Smoke Inhalation Treatment
Treatment for smoke inhalation may include intravenous fluids, oxygen therapy, and bronchodilator medications. Treatment for severe smoke inhalation may require a ventilator to support breathing. Smoke from a fire may also contain cyanide, leading to cyanide poisoning.
Treatment for smoke inhalation may include:
- Intravenous fluids
- Oxygen therapy
- Humidified air
- Inhalers for wheezing
- Respiratory therapy for smoke inhalation
- Mechanical ventilation:
Medications used as antidotes for cyanide poisoning include:
- Cyanide antidote kit:
For more information:
Smoke Inhalation Questions For Doctor
The following are some important questions to ask before and after the treatment of smoke inhalation.
Questions to ask before treatment:
- What are my treatment options?
- What are the risks associated with treatment?
- Do I need to stay in the hospital?
- How long will I be in the hospital?
- What are the complications I should watch for?

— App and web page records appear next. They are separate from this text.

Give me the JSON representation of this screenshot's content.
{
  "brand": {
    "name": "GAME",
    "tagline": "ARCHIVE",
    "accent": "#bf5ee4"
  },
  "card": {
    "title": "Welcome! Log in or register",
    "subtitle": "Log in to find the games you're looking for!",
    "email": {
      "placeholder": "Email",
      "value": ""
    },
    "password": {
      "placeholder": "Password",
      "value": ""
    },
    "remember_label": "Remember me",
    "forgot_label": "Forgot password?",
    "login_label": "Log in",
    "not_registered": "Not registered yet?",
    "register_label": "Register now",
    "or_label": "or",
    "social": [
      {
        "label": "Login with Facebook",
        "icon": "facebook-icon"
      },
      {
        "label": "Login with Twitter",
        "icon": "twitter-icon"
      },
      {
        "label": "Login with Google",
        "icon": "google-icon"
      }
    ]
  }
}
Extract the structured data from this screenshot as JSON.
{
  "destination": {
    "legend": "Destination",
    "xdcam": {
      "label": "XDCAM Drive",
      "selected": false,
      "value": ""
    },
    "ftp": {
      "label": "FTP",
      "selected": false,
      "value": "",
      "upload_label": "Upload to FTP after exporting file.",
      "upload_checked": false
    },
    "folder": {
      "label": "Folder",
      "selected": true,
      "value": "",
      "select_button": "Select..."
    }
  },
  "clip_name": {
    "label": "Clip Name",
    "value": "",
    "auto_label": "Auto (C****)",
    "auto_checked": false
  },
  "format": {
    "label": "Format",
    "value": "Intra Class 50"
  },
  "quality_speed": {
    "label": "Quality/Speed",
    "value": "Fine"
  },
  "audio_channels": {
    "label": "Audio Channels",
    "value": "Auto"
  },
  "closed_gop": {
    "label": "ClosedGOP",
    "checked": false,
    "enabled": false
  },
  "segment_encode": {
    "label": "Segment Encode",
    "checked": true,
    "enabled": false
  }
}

- How long will I be on medication?
- What are the potential side effects of my medication?
- Does my medication interact with nonprescription medicines or supplements?
- Should I take my medication with food?
Questions to ask after treatment:
- Are there any medications or supplements I should avoid?
- When can I resume my normal activities?
- When can I return to work?
- Will I need to see my doctor for a checkup?
Smoke Inhalation Specialist
Continue to Smoke Inhalation Home Care
- Bakand S, Winder C, Khalil C, Hayes A. Toxicity assessment of industrial chemicals and airborne contaminants: transition from in vivo to in vitro test methods: a review. Inhal Toxicol. 2005 Dec 1;17(13):775-87. 
- Ballesteros MF, Jackson ML, Martin MW. Working toward the elimination of residential fire deaths: the Centers for Disease Control and Prevention's Smoke Alarm Installation and Fire Safety Education (SAIFE) program. J Burn Care Rehabil. 2005 Sep-Oct;26(5):434-9. 
- Meshulam-Derazon S, Nachumovsky S, Ad-El D, Sulkes J, Hauben DJ. Prediction of morbidity and mortality on admission to a burn unit. Plast Reconstr Surg. 2006 Jul;118(1):116-20. 
- Prien T, Traber DL. Toxic smoke compounds and inhalation injury--a review. Burns Incl Therm Inj. 1988 Dec;14(6):451-60. Review. 
- Thompson JT, Molnar JA, Hines MH, Chang MC, Pranikoff T. Successful management of adult smoke inhalation with extracorporeal membrane oxygenation. J Burn Care Rehabil. 2005 Jan-Feb;26(1):62-6. 
- Wright MJ, Murphy JT.Smoke inhalation enhances early alveolar leukocyte responsiveness to endotoxin. J Trauma. 2005 Jul;59(1):64-70.